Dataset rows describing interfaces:
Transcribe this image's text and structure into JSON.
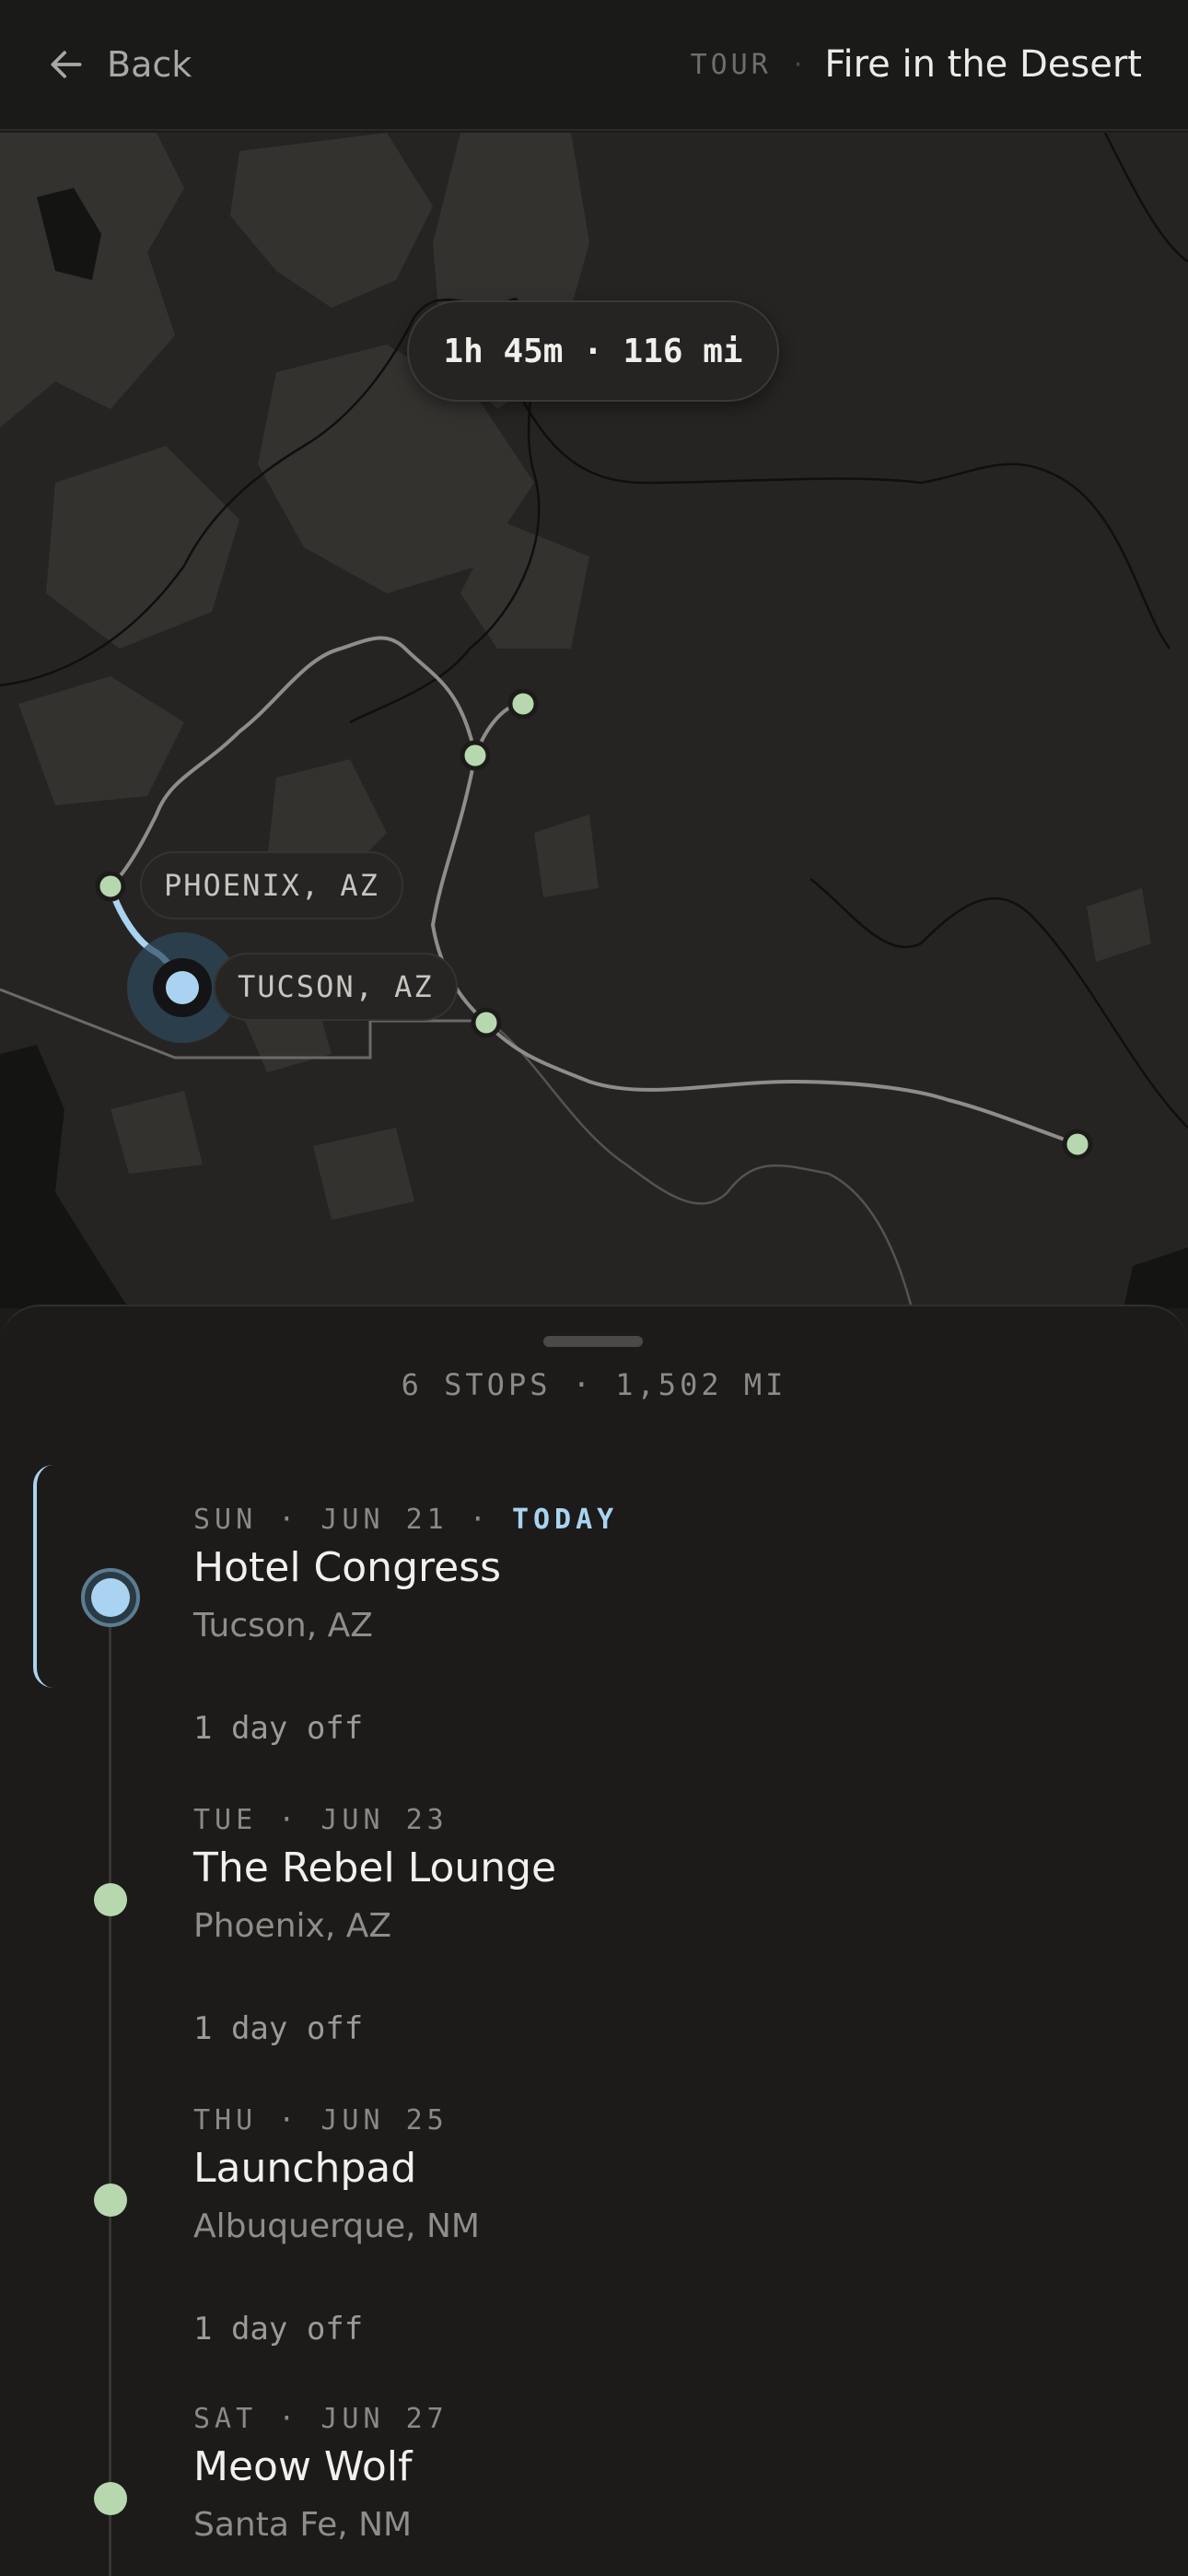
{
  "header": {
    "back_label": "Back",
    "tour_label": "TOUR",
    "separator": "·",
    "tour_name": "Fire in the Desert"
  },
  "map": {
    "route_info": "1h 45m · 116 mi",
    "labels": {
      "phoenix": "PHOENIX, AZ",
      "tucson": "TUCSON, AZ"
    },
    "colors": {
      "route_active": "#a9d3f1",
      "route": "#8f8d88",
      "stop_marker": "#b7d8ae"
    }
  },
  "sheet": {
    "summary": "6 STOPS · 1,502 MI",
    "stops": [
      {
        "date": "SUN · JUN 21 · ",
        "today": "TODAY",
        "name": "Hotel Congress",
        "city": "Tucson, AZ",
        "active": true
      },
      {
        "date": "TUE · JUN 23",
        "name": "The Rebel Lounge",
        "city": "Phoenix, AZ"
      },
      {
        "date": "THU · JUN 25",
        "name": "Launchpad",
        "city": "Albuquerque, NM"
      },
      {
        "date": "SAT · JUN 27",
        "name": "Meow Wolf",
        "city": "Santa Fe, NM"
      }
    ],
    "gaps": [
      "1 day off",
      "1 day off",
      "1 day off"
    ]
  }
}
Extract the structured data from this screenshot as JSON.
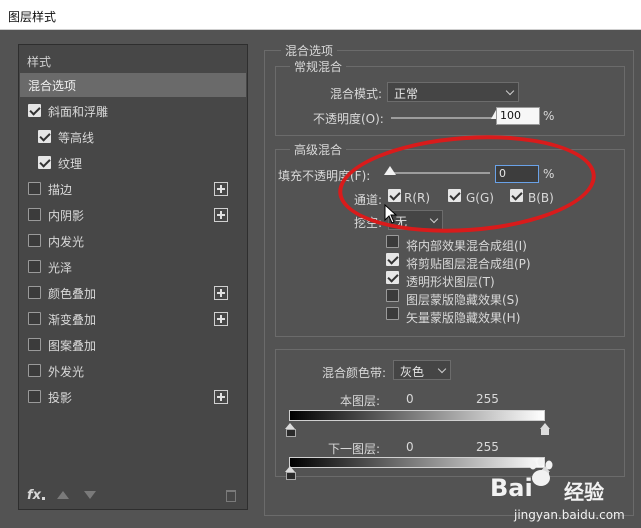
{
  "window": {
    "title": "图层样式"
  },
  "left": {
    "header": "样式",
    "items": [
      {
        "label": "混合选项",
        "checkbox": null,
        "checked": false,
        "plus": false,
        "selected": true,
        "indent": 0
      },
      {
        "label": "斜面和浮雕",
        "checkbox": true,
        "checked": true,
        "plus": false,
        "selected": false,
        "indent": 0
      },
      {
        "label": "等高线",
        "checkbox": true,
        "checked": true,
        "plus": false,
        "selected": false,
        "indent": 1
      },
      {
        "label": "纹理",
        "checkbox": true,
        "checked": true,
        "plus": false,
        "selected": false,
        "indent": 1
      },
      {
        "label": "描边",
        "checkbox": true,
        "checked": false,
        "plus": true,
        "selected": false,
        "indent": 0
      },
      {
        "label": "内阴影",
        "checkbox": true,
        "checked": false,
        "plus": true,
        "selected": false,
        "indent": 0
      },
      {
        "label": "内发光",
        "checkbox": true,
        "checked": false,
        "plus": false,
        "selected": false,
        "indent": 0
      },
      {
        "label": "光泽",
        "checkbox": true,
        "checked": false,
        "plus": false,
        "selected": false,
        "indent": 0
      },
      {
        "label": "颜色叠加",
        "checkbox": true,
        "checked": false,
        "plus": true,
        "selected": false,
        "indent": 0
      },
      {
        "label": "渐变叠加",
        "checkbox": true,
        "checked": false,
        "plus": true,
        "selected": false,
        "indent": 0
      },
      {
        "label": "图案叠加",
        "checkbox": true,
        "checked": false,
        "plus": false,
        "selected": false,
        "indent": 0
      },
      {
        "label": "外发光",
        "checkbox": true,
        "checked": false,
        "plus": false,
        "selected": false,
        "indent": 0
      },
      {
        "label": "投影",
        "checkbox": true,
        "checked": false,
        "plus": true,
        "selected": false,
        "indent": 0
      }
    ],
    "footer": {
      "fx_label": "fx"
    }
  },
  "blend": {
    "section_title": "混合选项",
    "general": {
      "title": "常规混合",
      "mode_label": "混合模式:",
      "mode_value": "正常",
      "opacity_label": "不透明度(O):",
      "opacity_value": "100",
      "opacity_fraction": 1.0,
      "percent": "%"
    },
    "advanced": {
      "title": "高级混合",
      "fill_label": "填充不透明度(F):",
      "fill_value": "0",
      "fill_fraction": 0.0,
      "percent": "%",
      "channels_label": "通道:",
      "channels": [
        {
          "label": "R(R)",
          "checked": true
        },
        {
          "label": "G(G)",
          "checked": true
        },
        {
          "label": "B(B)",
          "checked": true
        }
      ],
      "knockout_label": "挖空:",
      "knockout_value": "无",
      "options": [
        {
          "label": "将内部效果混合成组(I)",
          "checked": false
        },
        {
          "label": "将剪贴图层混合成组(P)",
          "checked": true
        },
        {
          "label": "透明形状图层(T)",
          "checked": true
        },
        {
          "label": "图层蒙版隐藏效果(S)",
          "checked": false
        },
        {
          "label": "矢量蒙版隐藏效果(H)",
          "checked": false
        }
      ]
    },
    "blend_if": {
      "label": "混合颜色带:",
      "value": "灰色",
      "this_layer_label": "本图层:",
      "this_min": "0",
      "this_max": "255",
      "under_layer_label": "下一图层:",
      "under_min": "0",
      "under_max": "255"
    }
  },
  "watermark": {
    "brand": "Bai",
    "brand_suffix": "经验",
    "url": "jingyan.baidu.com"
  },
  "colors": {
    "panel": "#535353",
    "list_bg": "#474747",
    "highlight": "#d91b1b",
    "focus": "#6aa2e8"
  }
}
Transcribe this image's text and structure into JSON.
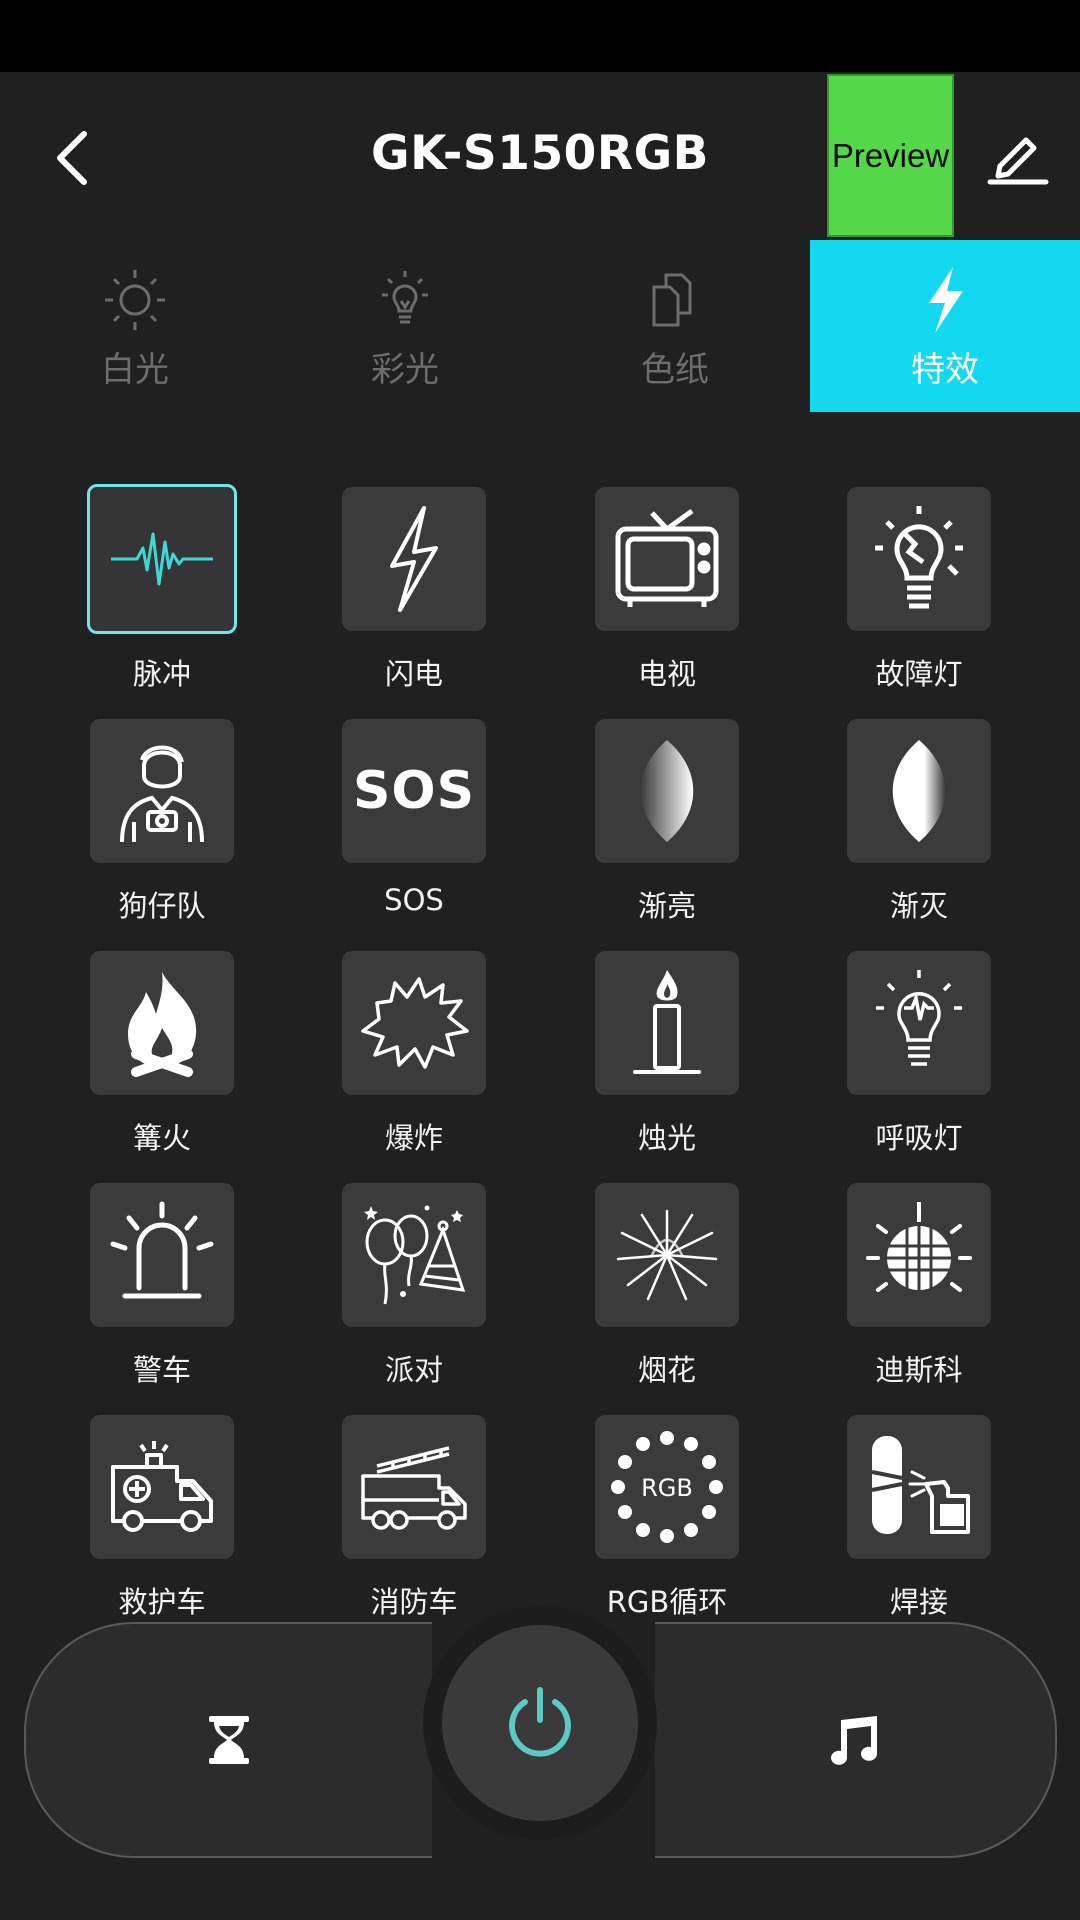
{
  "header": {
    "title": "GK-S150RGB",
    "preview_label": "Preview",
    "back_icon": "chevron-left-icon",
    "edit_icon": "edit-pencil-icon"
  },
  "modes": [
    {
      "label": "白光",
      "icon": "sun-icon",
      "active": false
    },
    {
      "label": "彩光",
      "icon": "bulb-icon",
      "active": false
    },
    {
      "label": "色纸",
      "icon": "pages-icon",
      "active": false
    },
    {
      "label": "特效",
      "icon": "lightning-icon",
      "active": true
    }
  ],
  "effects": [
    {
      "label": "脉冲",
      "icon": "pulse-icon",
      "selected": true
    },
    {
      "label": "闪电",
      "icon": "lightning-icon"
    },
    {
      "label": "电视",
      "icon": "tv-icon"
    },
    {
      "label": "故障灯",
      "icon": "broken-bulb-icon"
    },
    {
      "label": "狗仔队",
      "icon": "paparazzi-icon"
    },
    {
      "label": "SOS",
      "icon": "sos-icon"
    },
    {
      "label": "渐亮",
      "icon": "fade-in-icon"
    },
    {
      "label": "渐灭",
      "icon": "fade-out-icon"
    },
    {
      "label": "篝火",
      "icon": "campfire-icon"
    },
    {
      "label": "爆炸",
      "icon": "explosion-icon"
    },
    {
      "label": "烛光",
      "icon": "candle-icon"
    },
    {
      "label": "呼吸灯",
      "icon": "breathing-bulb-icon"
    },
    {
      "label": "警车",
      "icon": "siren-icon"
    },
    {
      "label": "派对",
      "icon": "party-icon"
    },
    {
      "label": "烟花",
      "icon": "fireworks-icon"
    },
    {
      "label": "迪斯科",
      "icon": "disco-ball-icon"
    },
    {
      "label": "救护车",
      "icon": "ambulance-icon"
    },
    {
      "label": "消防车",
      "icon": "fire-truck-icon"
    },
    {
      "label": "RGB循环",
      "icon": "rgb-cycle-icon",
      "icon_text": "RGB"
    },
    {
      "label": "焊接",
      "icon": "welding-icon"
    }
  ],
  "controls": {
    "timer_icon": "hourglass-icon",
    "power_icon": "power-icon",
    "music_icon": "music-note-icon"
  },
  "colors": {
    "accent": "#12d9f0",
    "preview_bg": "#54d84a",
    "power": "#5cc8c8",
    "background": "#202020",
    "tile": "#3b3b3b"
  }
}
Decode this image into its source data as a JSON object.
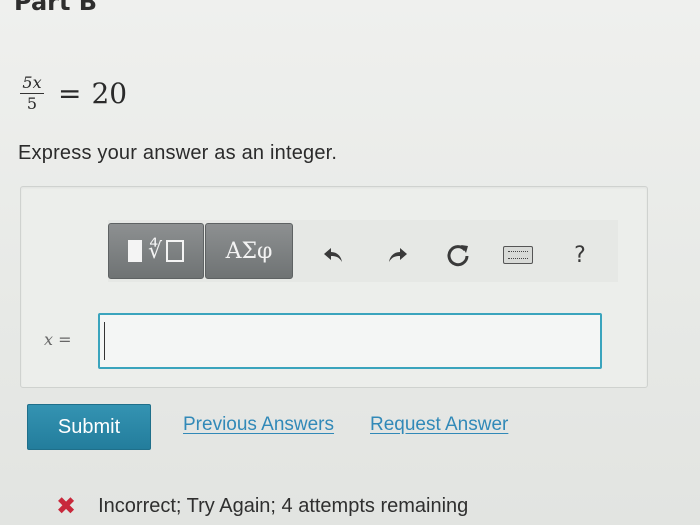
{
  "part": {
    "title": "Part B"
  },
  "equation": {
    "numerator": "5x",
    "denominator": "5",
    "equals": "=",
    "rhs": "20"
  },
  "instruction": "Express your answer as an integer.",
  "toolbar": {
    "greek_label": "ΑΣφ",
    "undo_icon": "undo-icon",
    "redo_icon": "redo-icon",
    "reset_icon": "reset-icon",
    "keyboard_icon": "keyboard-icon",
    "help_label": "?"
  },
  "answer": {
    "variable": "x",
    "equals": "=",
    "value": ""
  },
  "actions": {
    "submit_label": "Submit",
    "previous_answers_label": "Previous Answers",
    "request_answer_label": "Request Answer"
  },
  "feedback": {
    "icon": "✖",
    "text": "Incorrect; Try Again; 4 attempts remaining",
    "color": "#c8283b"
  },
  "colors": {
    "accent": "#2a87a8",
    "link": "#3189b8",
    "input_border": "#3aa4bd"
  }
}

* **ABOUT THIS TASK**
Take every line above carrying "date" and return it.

* **WRITTEN ANSWER**
        "date": "SUN · JUN 21 · ",
        "date": "TUE · JUN 23",
        "date": "THU · JUN 25",
        "date": "SAT · JUN 27",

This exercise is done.